Exercise » The complete listing should be copied out exactly.
*** Opening Input for this task ***
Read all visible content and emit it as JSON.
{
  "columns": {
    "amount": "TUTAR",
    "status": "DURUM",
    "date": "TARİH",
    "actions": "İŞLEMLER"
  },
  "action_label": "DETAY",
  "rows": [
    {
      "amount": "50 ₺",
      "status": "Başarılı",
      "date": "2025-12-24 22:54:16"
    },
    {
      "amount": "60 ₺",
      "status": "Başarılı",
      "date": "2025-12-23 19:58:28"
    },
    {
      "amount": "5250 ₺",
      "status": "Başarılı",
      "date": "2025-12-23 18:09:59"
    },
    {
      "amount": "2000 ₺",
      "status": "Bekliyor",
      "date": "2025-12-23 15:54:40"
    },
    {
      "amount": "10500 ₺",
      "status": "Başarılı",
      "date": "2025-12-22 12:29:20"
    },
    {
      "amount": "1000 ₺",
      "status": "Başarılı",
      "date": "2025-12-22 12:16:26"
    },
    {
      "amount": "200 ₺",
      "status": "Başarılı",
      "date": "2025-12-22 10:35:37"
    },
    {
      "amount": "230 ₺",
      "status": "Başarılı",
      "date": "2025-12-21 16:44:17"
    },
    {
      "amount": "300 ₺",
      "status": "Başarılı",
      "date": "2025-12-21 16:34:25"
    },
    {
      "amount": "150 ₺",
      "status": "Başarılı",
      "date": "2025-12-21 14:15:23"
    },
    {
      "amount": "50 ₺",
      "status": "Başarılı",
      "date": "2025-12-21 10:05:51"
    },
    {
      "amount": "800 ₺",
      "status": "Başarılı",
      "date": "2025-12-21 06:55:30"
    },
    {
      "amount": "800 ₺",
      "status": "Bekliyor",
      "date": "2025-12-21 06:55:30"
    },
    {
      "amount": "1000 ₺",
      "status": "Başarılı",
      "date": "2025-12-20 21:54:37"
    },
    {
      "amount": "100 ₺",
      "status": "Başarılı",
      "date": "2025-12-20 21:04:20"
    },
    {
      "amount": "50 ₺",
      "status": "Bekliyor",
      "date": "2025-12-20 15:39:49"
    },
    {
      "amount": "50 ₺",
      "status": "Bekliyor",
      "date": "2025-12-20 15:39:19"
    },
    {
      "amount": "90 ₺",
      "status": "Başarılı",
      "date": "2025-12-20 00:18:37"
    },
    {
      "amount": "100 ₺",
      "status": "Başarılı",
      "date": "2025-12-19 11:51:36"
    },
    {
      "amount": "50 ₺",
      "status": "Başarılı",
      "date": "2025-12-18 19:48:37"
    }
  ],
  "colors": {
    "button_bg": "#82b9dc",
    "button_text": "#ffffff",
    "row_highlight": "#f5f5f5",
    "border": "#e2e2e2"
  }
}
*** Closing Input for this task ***
Answer space »
Read all visible content and emit it as JSON.
{
  "columns": {
    "amount": "TUTAR",
    "status": "DURUM",
    "date": "TARİH",
    "actions": "İŞLEMLER"
  },
  "action_label": "DETAY",
  "rows": [
    {
      "amount": "50 ₺",
      "status": "Başarılı",
      "date": "2025-12-24 22:54:16"
    },
    {
      "amount": "60 ₺",
      "status": "Başarılı",
      "date": "2025-12-23 19:58:28"
    },
    {
      "amount": "5250 ₺",
      "status": "Başarılı",
      "date": "2025-12-23 18:09:59"
    },
    {
      "amount": "2000 ₺",
      "status": "Bekliyor",
      "date": "2025-12-23 15:54:40"
    },
    {
      "amount": "10500 ₺",
      "status": "Başarılı",
      "date": "2025-12-22 12:29:20"
    },
    {
      "amount": "1000 ₺",
      "status": "Başarılı",
      "date": "2025-12-22 12:16:26"
    },
    {
      "amount": "200 ₺",
      "status": "Başarılı",
      "date": "2025-12-22 10:35:37"
    },
    {
      "amount": "230 ₺",
      "status": "Başarılı",
      "date": "2025-12-21 16:44:17"
    },
    {
      "amount": "300 ₺",
      "status": "Başarılı",
      "date": "2025-12-21 16:34:25"
    },
    {
      "amount": "150 ₺",
      "status": "Başarılı",
      "date": "2025-12-21 14:15:23"
    },
    {
      "amount": "50 ₺",
      "status": "Başarılı",
      "date": "2025-12-21 10:05:51"
    },
    {
      "amount": "800 ₺",
      "status": "Başarılı",
      "date": "2025-12-21 06:55:30"
    },
    {
      "amount": "800 ₺",
      "status": "Bekliyor",
      "date": "2025-12-21 06:55:30"
    },
    {
      "amount": "1000 ₺",
      "status": "Başarılı",
      "date": "2025-12-20 21:54:37"
    },
    {
      "amount": "100 ₺",
      "status": "Başarılı",
      "date": "2025-12-20 21:04:20"
    },
    {
      "amount": "50 ₺",
      "status": "Bekliyor",
      "date": "2025-12-20 15:39:49"
    },
    {
      "amount": "50 ₺",
      "status": "Bekliyor",
      "date": "2025-12-20 15:39:19"
    },
    {
      "amount": "90 ₺",
      "status": "Başarılı",
      "date": "2025-12-20 00:18:37"
    },
    {
      "amount": "100 ₺",
      "status": "Başarılı",
      "date": "2025-12-19 11:51:36"
    },
    {
      "amount": "50 ₺",
      "status": "Başarılı",
      "date": "2025-12-18 19:48:37"
    }
  ],
  "colors": {
    "button_bg": "#82b9dc",
    "button_text": "#ffffff",
    "row_highlight": "#f5f5f5",
    "border": "#e2e2e2"
  }
}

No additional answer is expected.